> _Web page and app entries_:
============================================================
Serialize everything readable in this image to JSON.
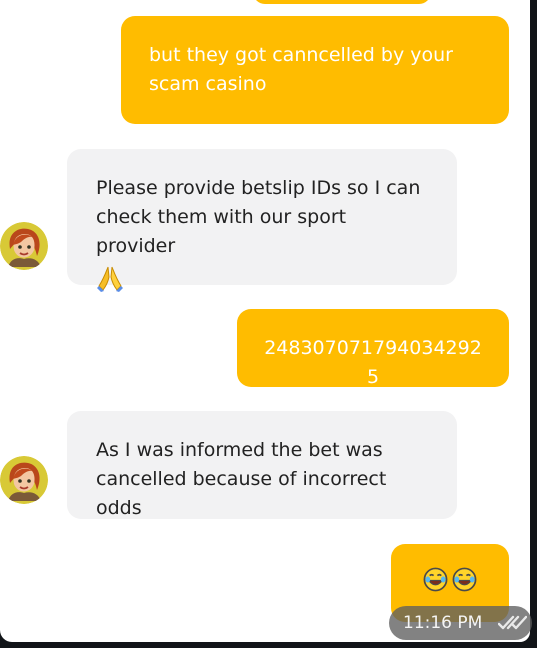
{
  "messages": [
    {
      "direction": "outgoing",
      "text": "but they got canncelled by your\nscam casino"
    },
    {
      "direction": "incoming",
      "text": "Please provide betslip IDs so I can\ncheck them with our sport provider",
      "icon": "folded-hands-icon",
      "avatar": "agent-avatar"
    },
    {
      "direction": "outgoing",
      "text": "248307071794034292 5"
    },
    {
      "direction": "incoming",
      "text": "As I was informed the bet was\ncancelled because of incorrect odds",
      "avatar": "agent-avatar"
    },
    {
      "direction": "outgoing",
      "icons": [
        "laughing-tears-icon",
        "laughing-tears-icon"
      ]
    }
  ],
  "time": "11:16 PM",
  "status_icon": "double-check-icon",
  "colors": {
    "outgoing_bubble": "#ffbc00",
    "incoming_bubble": "#f2f2f3",
    "background": "#ffffff"
  }
}
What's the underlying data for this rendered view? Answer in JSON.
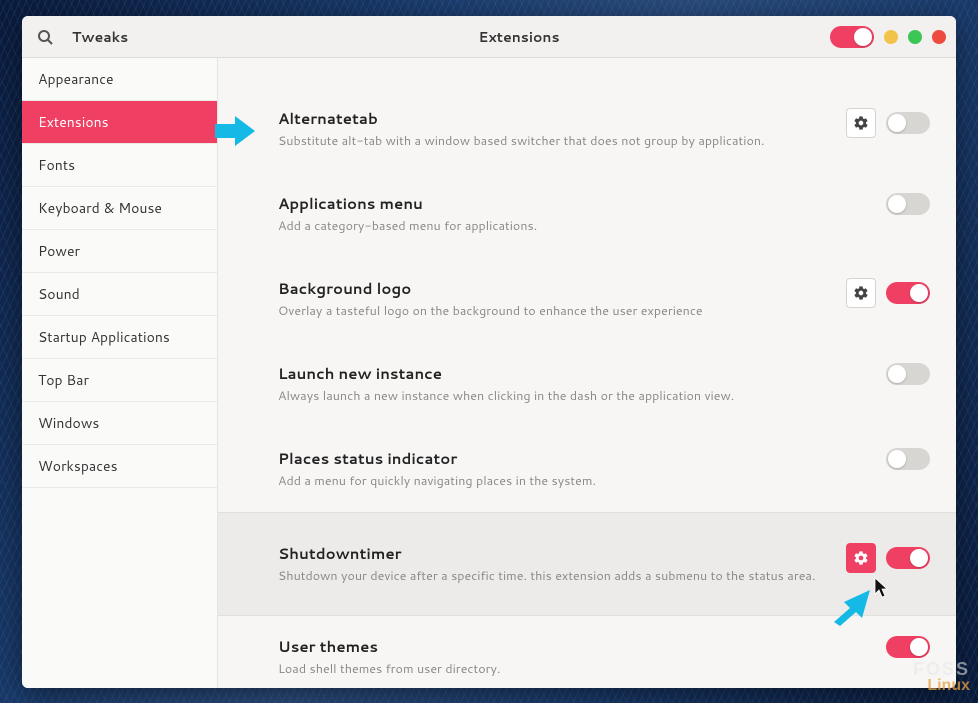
{
  "header": {
    "app_title": "Tweaks",
    "page_title": "Extensions",
    "master_toggle_on": true
  },
  "sidebar": {
    "items": [
      {
        "label": "Appearance",
        "active": false
      },
      {
        "label": "Extensions",
        "active": true
      },
      {
        "label": "Fonts",
        "active": false
      },
      {
        "label": "Keyboard & Mouse",
        "active": false
      },
      {
        "label": "Power",
        "active": false
      },
      {
        "label": "Sound",
        "active": false
      },
      {
        "label": "Startup Applications",
        "active": false
      },
      {
        "label": "Top Bar",
        "active": false
      },
      {
        "label": "Windows",
        "active": false
      },
      {
        "label": "Workspaces",
        "active": false
      }
    ]
  },
  "extensions": [
    {
      "title": "Alternatetab",
      "desc": "Substitute alt-tab with a window based switcher that does not group by application.",
      "has_settings": true,
      "settings_active": false,
      "enabled": false,
      "highlight": false
    },
    {
      "title": "Applications menu",
      "desc": "Add a category-based menu for applications.",
      "has_settings": false,
      "settings_active": false,
      "enabled": false,
      "highlight": false
    },
    {
      "title": "Background logo",
      "desc": "Overlay a tasteful logo on the background to enhance the user experience",
      "has_settings": true,
      "settings_active": false,
      "enabled": true,
      "highlight": false
    },
    {
      "title": "Launch new instance",
      "desc": "Always launch a new instance when clicking in the dash or the application view.",
      "has_settings": false,
      "settings_active": false,
      "enabled": false,
      "highlight": false
    },
    {
      "title": "Places status indicator",
      "desc": "Add a menu for quickly navigating places in the system.",
      "has_settings": false,
      "settings_active": false,
      "enabled": false,
      "highlight": false
    },
    {
      "title": "Shutdowntimer",
      "desc": "Shutdown your device after a specific time. this extension adds a submenu to the status area.",
      "has_settings": true,
      "settings_active": true,
      "enabled": true,
      "highlight": true
    },
    {
      "title": "User themes",
      "desc": "Load shell themes from user directory.",
      "has_settings": false,
      "settings_active": false,
      "enabled": true,
      "highlight": false
    }
  ],
  "watermark": {
    "line1": "FOSS",
    "line2": "Linux"
  },
  "colors": {
    "accent": "#ef4063",
    "annotation": "#15b9e6"
  }
}
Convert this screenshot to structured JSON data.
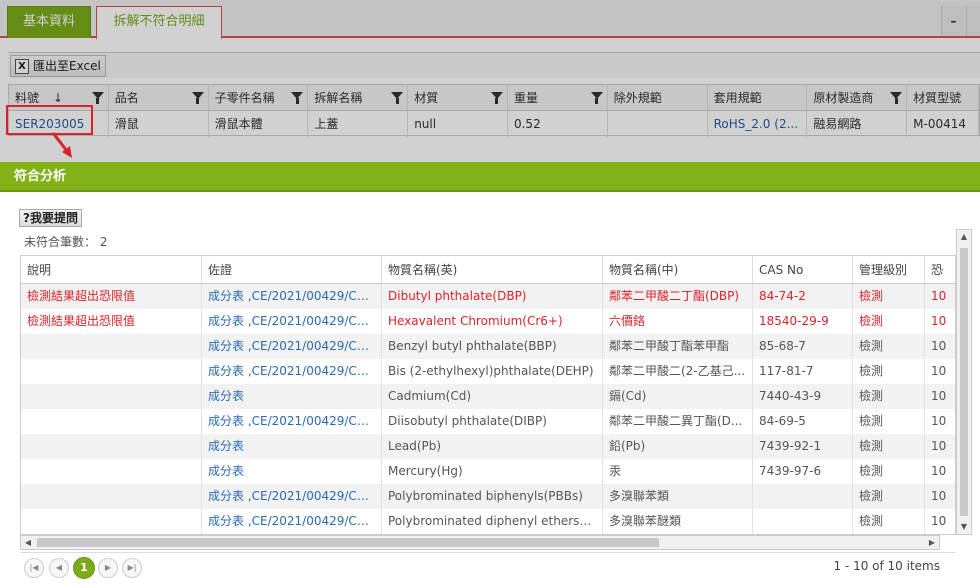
{
  "tabs": [
    {
      "label": "基本資料"
    },
    {
      "label": "拆解不符合明細"
    }
  ],
  "window": {
    "minimize_label": "–"
  },
  "toolbar": {
    "export_label": "匯出至Excel",
    "excel_icon_glyph": "X"
  },
  "bg_grid": {
    "columns": [
      "料號",
      "品名",
      "子零件名稱",
      "拆解名稱",
      "材質",
      "重量",
      "除外規範",
      "套用規範",
      "原材製造商",
      "材質型號"
    ],
    "row": [
      "SER203005",
      "滑鼠",
      "滑鼠本體",
      "上蓋",
      "null",
      "0.52",
      "",
      "RoHS_2.0 (2...",
      "融易網路",
      "M-00414"
    ],
    "sort_glyph": "↓"
  },
  "dialog": {
    "title": "符合分析",
    "ask_button": "?我要提問",
    "count_text": "未符合筆數： 2",
    "columns": [
      "說明",
      "佐證",
      "物質名稱(英)",
      "物質名稱(中)",
      "CAS No",
      "管理級別",
      "恐"
    ],
    "rows": [
      {
        "desc": "檢測結果超出恐限值",
        "proof": "成分表 ,CE/2021/00429/Cover",
        "en": "Dibutyl phthalate(DBP)",
        "zh": "鄰苯二甲酸二丁酯(DBP)",
        "cas": "84-74-2",
        "level": "檢測",
        "extra": "10",
        "fail": true
      },
      {
        "desc": "檢測結果超出恐限值",
        "proof": "成分表 ,CE/2021/00429/Cover",
        "en": "Hexavalent Chromium(Cr6+)",
        "zh": "六價鉻",
        "cas": "18540-29-9",
        "level": "檢測",
        "extra": "10",
        "fail": true
      },
      {
        "desc": "",
        "proof": "成分表 ,CE/2021/00429/Cover",
        "en": "Benzyl butyl phthalate(BBP)",
        "zh": "鄰苯二甲酸丁酯苯甲酯",
        "cas": "85-68-7",
        "level": "檢測",
        "extra": "10",
        "fail": false
      },
      {
        "desc": "",
        "proof": "成分表 ,CE/2021/00429/Cover",
        "en": "Bis (2-ethylhexyl)phthalate(DEHP)",
        "zh": "鄰苯二甲酸二(2-乙基己...",
        "cas": "117-81-7",
        "level": "檢測",
        "extra": "10",
        "fail": false
      },
      {
        "desc": "",
        "proof": "成分表",
        "en": "Cadmium(Cd)",
        "zh": "鎘(Cd)",
        "cas": "7440-43-9",
        "level": "檢測",
        "extra": "10",
        "fail": false
      },
      {
        "desc": "",
        "proof": "成分表 ,CE/2021/00429/Cover",
        "en": "Diisobutyl phthalate(DIBP)",
        "zh": "鄰苯二甲酸二異丁酯(D...",
        "cas": "84-69-5",
        "level": "檢測",
        "extra": "10",
        "fail": false
      },
      {
        "desc": "",
        "proof": "成分表",
        "en": "Lead(Pb)",
        "zh": "鉛(Pb)",
        "cas": "7439-92-1",
        "level": "檢測",
        "extra": "10",
        "fail": false
      },
      {
        "desc": "",
        "proof": "成分表",
        "en": "Mercury(Hg)",
        "zh": "汞",
        "cas": "7439-97-6",
        "level": "檢測",
        "extra": "10",
        "fail": false
      },
      {
        "desc": "",
        "proof": "成分表 ,CE/2021/00429/Cover",
        "en": "Polybrominated biphenyls(PBBs)",
        "zh": "多溴聯苯類",
        "cas": "",
        "level": "檢測",
        "extra": "10",
        "fail": false
      },
      {
        "desc": "",
        "proof": "成分表 ,CE/2021/00429/Cover",
        "en": "Polybrominated diphenyl ethers(PB...",
        "zh": "多溴聯苯醚類",
        "cas": "",
        "level": "檢測",
        "extra": "10",
        "fail": false
      }
    ],
    "pager": {
      "current_page": "1",
      "info": "1 - 10 of 10 items"
    }
  },
  "colors": {
    "brand_green": "#83b118",
    "alert_red": "#d9232a",
    "link_blue": "#2a6ab0"
  }
}
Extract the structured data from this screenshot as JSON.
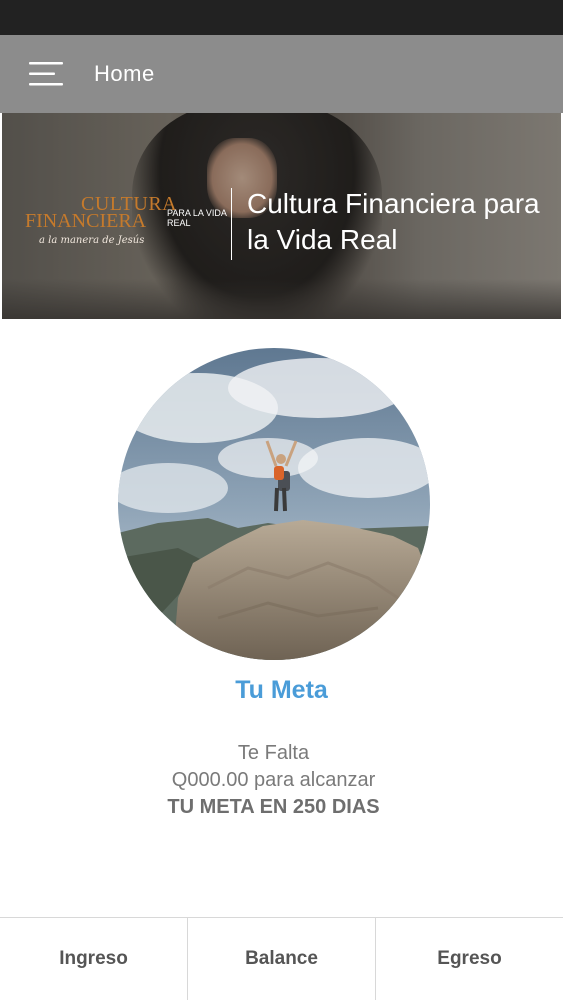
{
  "header": {
    "title": "Home",
    "menu_icon": "hamburger-menu-icon"
  },
  "banner": {
    "logo": {
      "line1": "CULTURA",
      "line2": "FINANCIERA",
      "line3": "PARA LA VIDA REAL",
      "tagline": "a la manera de Jesús"
    },
    "title": "Cultura Financiera para la Vida Real"
  },
  "goal": {
    "title": "Tu Meta",
    "line1": "Te Falta",
    "line2": "Q000.00 para alcanzar",
    "line3": "TU META EN 250 DIAS"
  },
  "bottom_nav": {
    "items": [
      {
        "label": "Ingreso"
      },
      {
        "label": "Balance"
      },
      {
        "label": "Egreso"
      }
    ]
  },
  "colors": {
    "app_bar": "#8c8c8c",
    "status_bar": "#222222",
    "accent": "#4a9cd8",
    "logo_orange": "#c57a2c"
  }
}
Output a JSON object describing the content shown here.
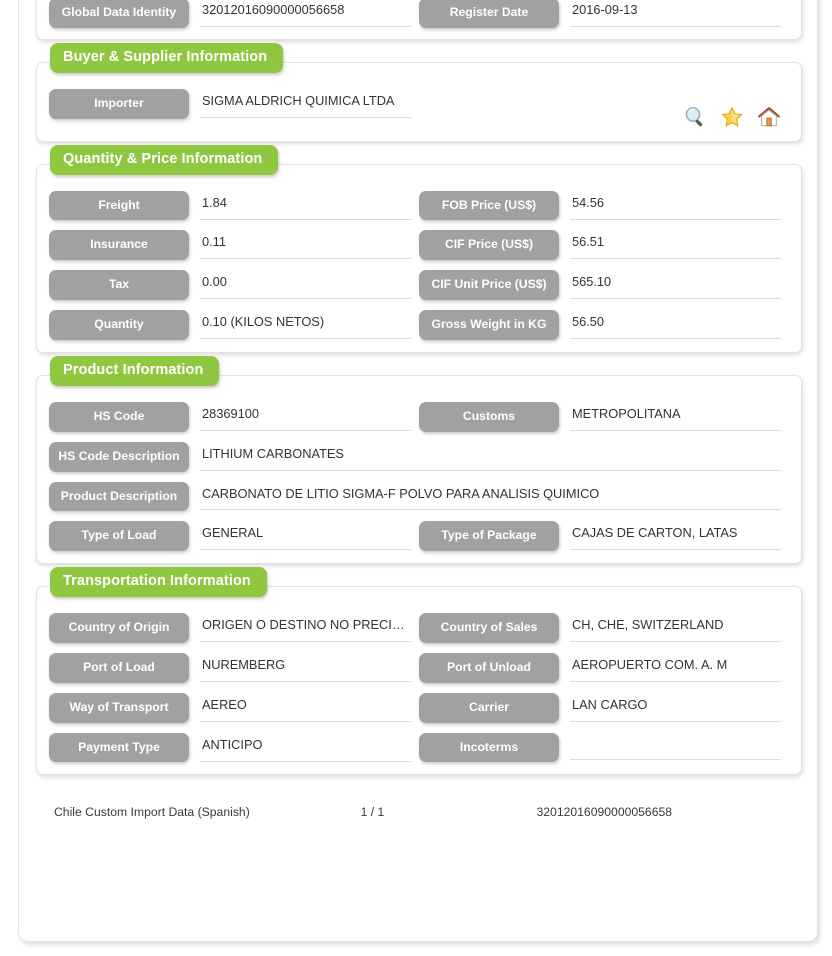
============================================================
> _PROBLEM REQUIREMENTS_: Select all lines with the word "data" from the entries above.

> _REPLY TO THE EXERCISE_:
What's the underlying data for this rendered view? Answer in JSON.
Convert this screenshot to structured JSON data.
Extract the structured data from this screenshot as JSON.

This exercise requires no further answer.